WASHINGTON (Reuters) – A relatively complete skeleton of a long-necked, long-tailed herbivore dug out of a rocky cliff above a Tanzanian river provides insight into the early development of a group of dinosaurs that later became the largest group on earth. Land animals ever.
The Cretaceous dinosaur Mnyamawamtuka in its vicinity is shown in this image, which was published on February 13, 2019 in Athens, Ohio. Mark Witton / Handout on REUTERS
Scientists announced on Wednesday the discovery of dinosaur fossils called Mnyamawamtuka moyowamkia, which had a length of about 8 meters (8 feet), had a weight of about one ton, lived 110 to 100 million years ago and an early and comparatively small member of the group called titanosaurs.
Titanosaurs, which ran on four columnar legs, appeared for the first time in the Cretaceous, perhaps 125 million years ago. At the time when an asteroid impact caused mass extinction that had doomed dinosaurs to failure 66 million years ago, titanosaurs had reached astonishing proportions. For example, the Patagotitan in Argentina was about 37 meters long and weighed 70 tons.
"Mnyamawamtuka is important because it is a relatively complete animal from the early part of titanosaur diversification. Therefore, it provides a critical view of the group before diversification takes place around the world, "said Ohio University Professor of Anatomy, Patrick O & Connor.
Mnyamawamtuka means "animal of Mtuka" because it was dug up near the riverbed of Mtuka in southwestern Tanzania.
"This excavation was rather complicated when it was discovered that the fossils were being eroded about 6 meters above the dry river bed by a vertical cliff surface," said O'Neo Connor.

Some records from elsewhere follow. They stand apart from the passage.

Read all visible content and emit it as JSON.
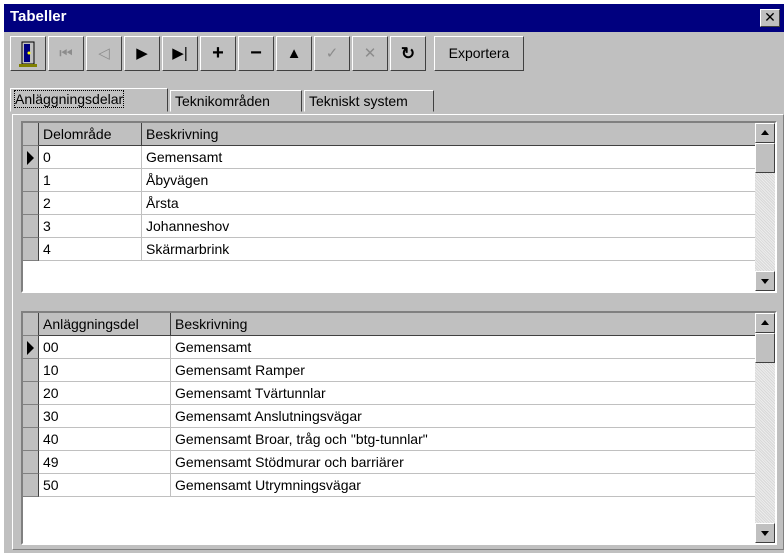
{
  "window": {
    "title": "Tabeller",
    "close_symbol": "✕"
  },
  "toolbar": {
    "buttons": [
      {
        "icon": "exit-door-icon",
        "enabled": true
      },
      {
        "icon": "first-record-icon",
        "glyph": "⏮",
        "enabled": false
      },
      {
        "icon": "prior-record-icon",
        "glyph": "◁",
        "enabled": false
      },
      {
        "icon": "next-record-icon",
        "glyph": "▶",
        "enabled": true
      },
      {
        "icon": "last-record-icon",
        "glyph": "▶|",
        "enabled": true
      },
      {
        "icon": "insert-record-icon",
        "glyph": "+",
        "enabled": true
      },
      {
        "icon": "delete-record-icon",
        "glyph": "−",
        "enabled": true
      },
      {
        "icon": "edit-record-icon",
        "glyph": "▲",
        "enabled": true
      },
      {
        "icon": "post-checkmark-icon",
        "glyph": "✓",
        "enabled": false
      },
      {
        "icon": "cancel-x-icon",
        "glyph": "✕",
        "enabled": false
      },
      {
        "icon": "refresh-icon",
        "glyph": "↻",
        "enabled": true
      }
    ],
    "export_label": "Exportera"
  },
  "tabs": [
    {
      "label": "Anläggningsdelar",
      "active": true
    },
    {
      "label": "Teknikområden",
      "active": false
    },
    {
      "label": "Tekniskt system",
      "active": false
    }
  ],
  "grid_top": {
    "columns": [
      "Delområde",
      "Beskrivning"
    ],
    "rows": [
      [
        "0",
        "Gemensamt"
      ],
      [
        "1",
        "Åbyvägen"
      ],
      [
        "2",
        "Årsta"
      ],
      [
        "3",
        "Johanneshov"
      ],
      [
        "4",
        "Skärmarbrink"
      ]
    ],
    "current_row": 0
  },
  "grid_bottom": {
    "columns": [
      "Anläggningsdel",
      "Beskrivning"
    ],
    "rows": [
      [
        "00",
        "Gemensamt"
      ],
      [
        "10",
        "Gemensamt Ramper"
      ],
      [
        "20",
        "Gemensamt Tvärtunnlar"
      ],
      [
        "30",
        "Gemensamt Anslutningsvägar"
      ],
      [
        "40",
        "Gemensamt Broar, tråg och \"btg-tunnlar\""
      ],
      [
        "49",
        "Gemensamt Stödmurar och barriärer"
      ],
      [
        "50",
        "Gemensamt Utrymningsvägar"
      ]
    ],
    "current_row": 0
  },
  "colors": {
    "titlebar": "#00007f",
    "face": "#c0c0c0",
    "disabled": "#8c8c8c"
  }
}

"At first we worked only to stabilize the falling rocks and fossils, later climbing ropes and experienced excavator teams were used. It's a fantastic backdrop with monkeys, a variety of hornbills and other birds, any kind of insect under the sun, complete with a very cool dinosaur skeleton, "added O & Connor.
Some of the approximately 60 identified titanosaur species are known only from waste. Scientists have 45 percent of the Mnyamawamtuka skeleton – pretty good, as dinosaur fossils are used – including numerous vertebrae, bones of the fore and hind leg musculature, ribs and teeth, but not the skull.
A characteristic feature was the light heart shape of Mnyamawamtuka's caudal vertebra, which "perhaps played a role in stiffening the tail from side to side," said O'Neo Connor.
"It had not fully grown, which is evidenced by unfused parts of the skeleton. Therefore, we are currently not sure how big the adult size should be, "said O'Neo Connor.
Mnyamawamtuka lived in a warm, semi-arid environment in today's southern central Africa.
The research supported by the US National Science Foundation was published in the journal PLOS ONE.
A related video: youtu.be/fMESVALpmwY
Will Dunham coverage; Cut by Sandra Maler